| What you have to do |
Run through the records and show each line that includes the string "confirm".

======

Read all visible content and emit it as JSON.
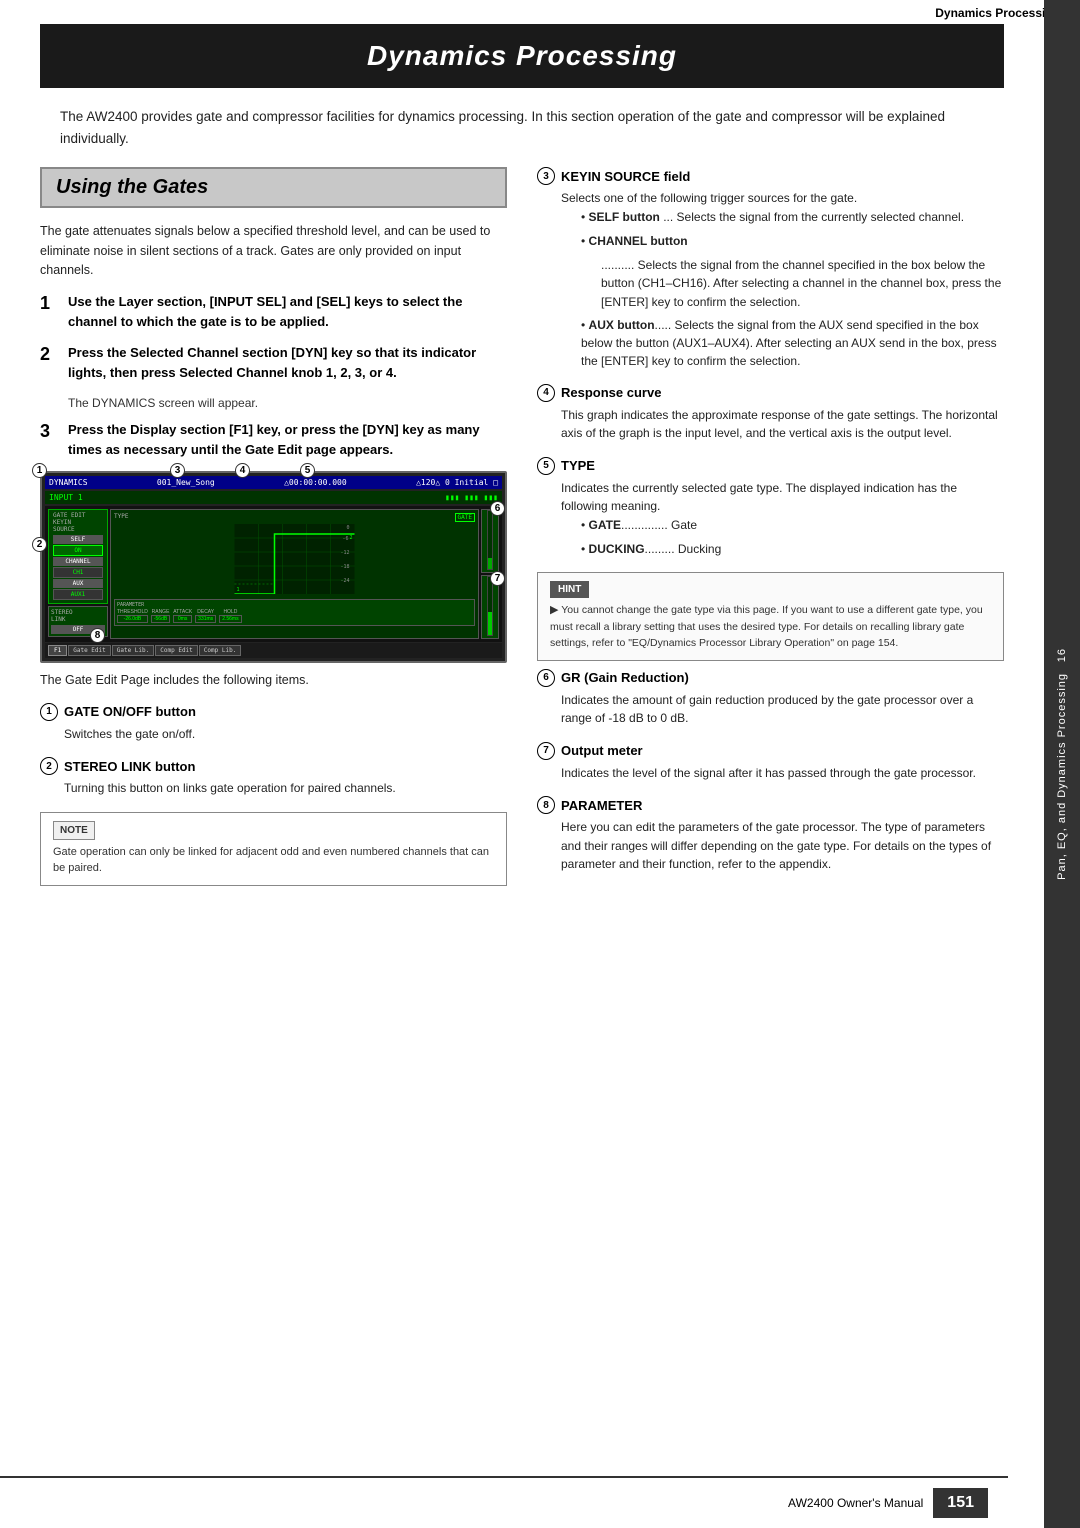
{
  "topBar": {
    "title": "Dynamics Processing"
  },
  "mainTitle": "Dynamics Processing",
  "intro": "The AW2400 provides gate and compressor facilities for dynamics processing. In this section operation of the gate and compressor will be explained individually.",
  "sectionTitle": "Using the Gates",
  "sectionIntro": "The gate attenuates signals below a specified threshold level, and can be used to eliminate noise in silent sections of a track. Gates are only provided on input channels.",
  "steps": [
    {
      "number": "1",
      "text": "Use the Layer section, [INPUT SEL] and [SEL] keys to select the channel to which the gate is to be applied."
    },
    {
      "number": "2",
      "text": "Press the Selected Channel section [DYN] key so that its indicator lights, then press Selected Channel knob 1, 2, 3, or 4.",
      "note": "The DYNAMICS screen will appear."
    },
    {
      "number": "3",
      "text": "Press the Display section [F1] key, or press the [DYN] key as many times as necessary until the Gate Edit page appears."
    }
  ],
  "screenCaption": "The Gate Edit Page includes the following items.",
  "noteBox": {
    "label": "NOTE",
    "content": "Gate operation can only be linked for adjacent odd and even numbered channels that can be paired."
  },
  "items": [
    {
      "number": "1",
      "title": "GATE ON/OFF button",
      "body": "Switches the gate on/off."
    },
    {
      "number": "2",
      "title": "STEREO LINK button",
      "body": "Turning this button on links gate operation for paired channels."
    },
    {
      "number": "3",
      "title": "KEYIN SOURCE field",
      "body": "Selects one of the following trigger sources for the gate.",
      "bullets": [
        {
          "label": "SELF button",
          "labelSuffix": "... Selects the signal from the currently selected channel."
        },
        {
          "label": "CHANNEL button",
          "labelSuffix": ""
        }
      ],
      "channelSubtext": ".......... Selects the signal from the channel specified in the box below the button (CH1–CH16). After selecting a channel in the channel box, press the [ENTER] key to confirm the selection.",
      "auxBullet": {
        "label": "AUX button",
        "text": "..... Selects the signal from the AUX send specified in the box below the button (AUX1–AUX4). After selecting an AUX send in the box, press the [ENTER] key to confirm the selection."
      }
    },
    {
      "number": "4",
      "title": "Response curve",
      "body": "This graph indicates the approximate response of the gate settings. The horizontal axis of the graph is the input level, and the vertical axis is the output level."
    },
    {
      "number": "5",
      "title": "TYPE",
      "body": "Indicates the currently selected gate type. The displayed indication has the following meaning.",
      "bullets": [
        {
          "label": "GATE",
          "labelSuffix": ".............. Gate"
        },
        {
          "label": "DUCKING",
          "labelSuffix": "......... Ducking"
        }
      ]
    },
    {
      "number": "6",
      "title": "GR (Gain Reduction)",
      "body": "Indicates the amount of gain reduction produced by the gate processor over a range of -18 dB to 0 dB."
    },
    {
      "number": "7",
      "title": "Output meter",
      "body": "Indicates the level of the signal after it has passed through the gate processor."
    },
    {
      "number": "8",
      "title": "PARAMETER",
      "body": "Here you can edit the parameters of the gate processor. The type of parameters and their ranges will differ depending on the gate type. For details on the types of parameter and their function, refer to the appendix."
    }
  ],
  "hintBox": {
    "label": "HINT",
    "content": "You cannot change the gate type via this page. If you want to use a different gate type, you must recall a library setting that uses the desired type. For details on recalling library gate settings, refer to \"EQ/Dynamics Processor Library Operation\" on page 154."
  },
  "sidebar": {
    "text": "Pan, EQ, and Dynamics Processing",
    "chapter": "16"
  },
  "footer": {
    "brand": "AW2400 Owner's Manual",
    "pageNum": "151"
  }
}
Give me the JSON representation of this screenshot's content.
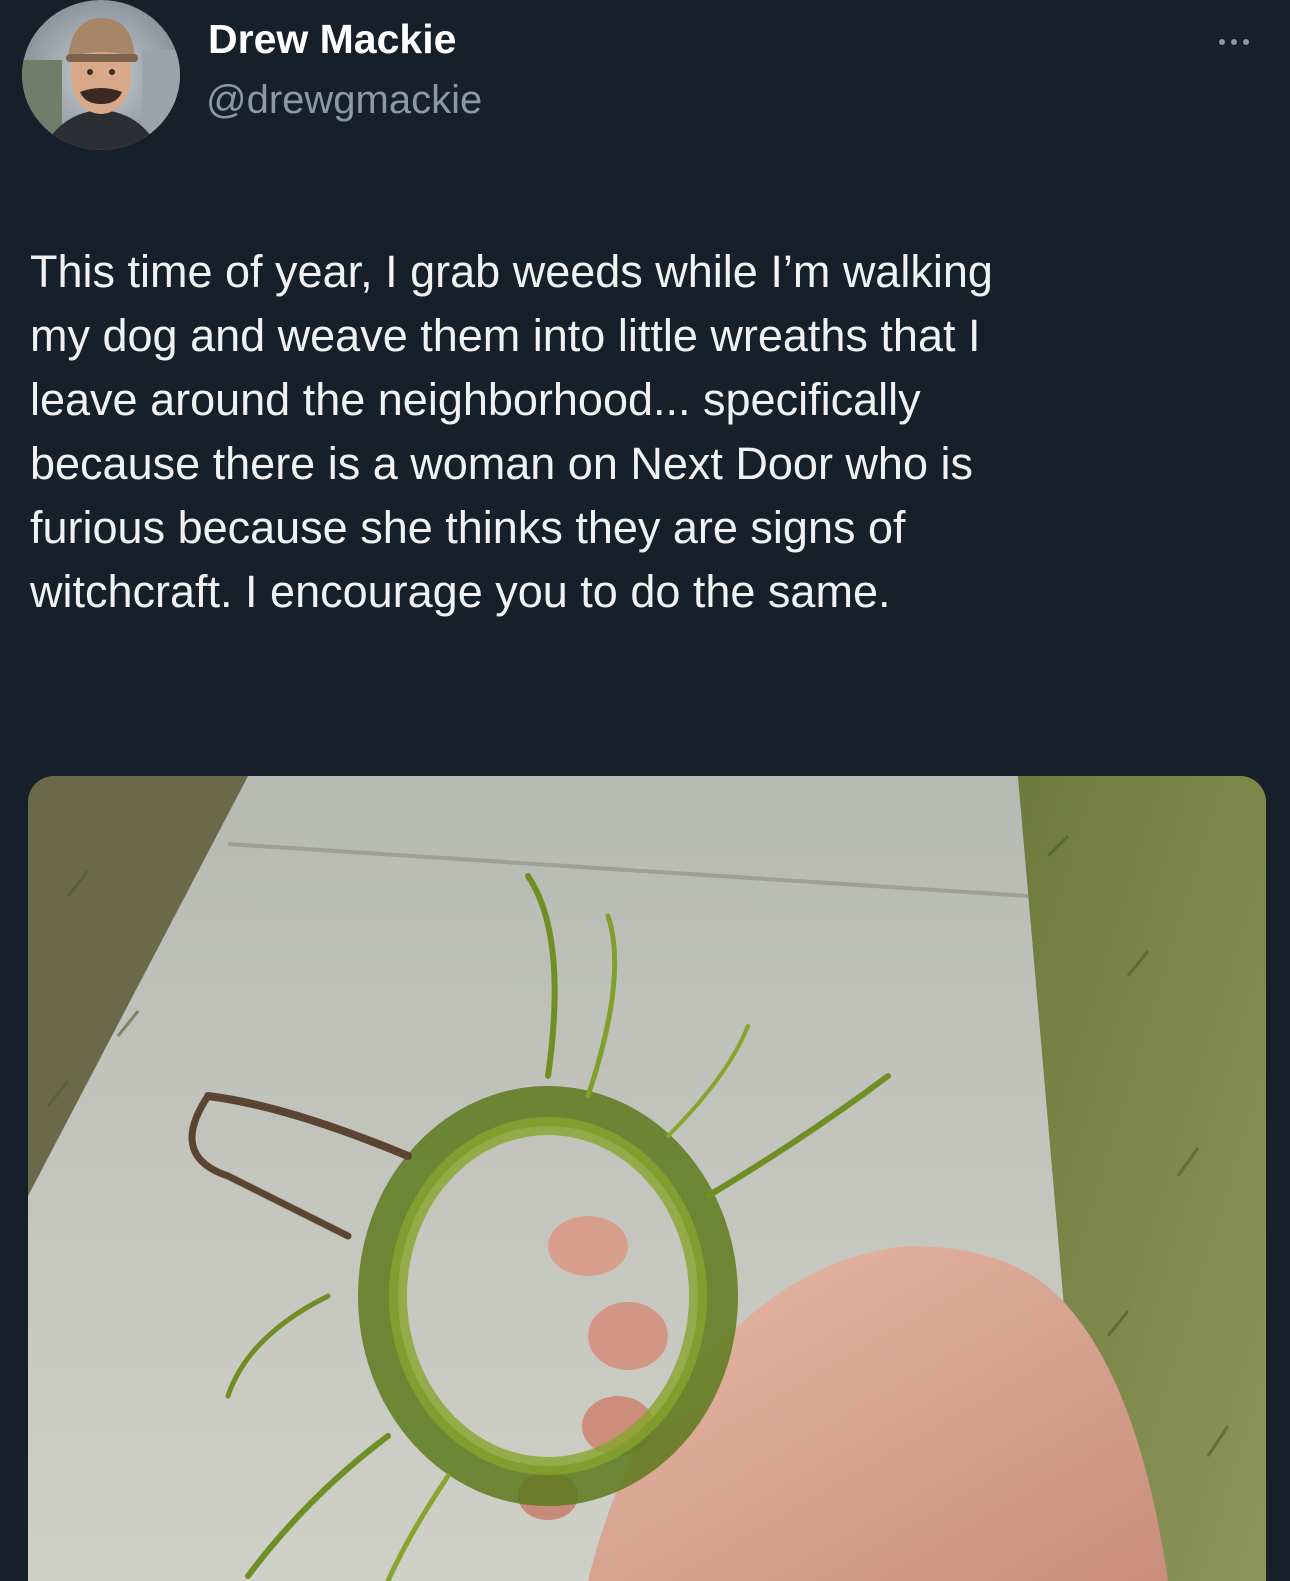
{
  "tweet": {
    "author": {
      "display_name": "Drew Mackie",
      "handle": "@drewgmackie",
      "avatar_icon": "profile-photo"
    },
    "more_icon": "more-options-icon",
    "text_lines": [
      "This time of year, I grab weeds while I’m walking",
      "my dog and weave them into little wreaths that I",
      "leave around the neighborhood... specifically",
      "because there is a woman on Next Door who is",
      "furious because she thinks they are signs of",
      "witchcraft. I encourage you to do the same."
    ],
    "media": {
      "kind": "photo"
    }
  },
  "colors": {
    "background": "#15202b",
    "text": "#f1f1f1",
    "secondary_text": "#8b98a5"
  }
}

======

| Answer to this exercise |
      "channelSubtext": ".......... Selects the signal from the channel specified in the box below the button (CH1–CH16). After selecting a channel in the channel box, press the [ENTER] key to confirm the selection.",
        "text": "..... Selects the signal from the AUX send specified in the box below the button (AUX1–AUX4). After selecting an AUX send in the box, press the [ENTER] key to confirm the selection."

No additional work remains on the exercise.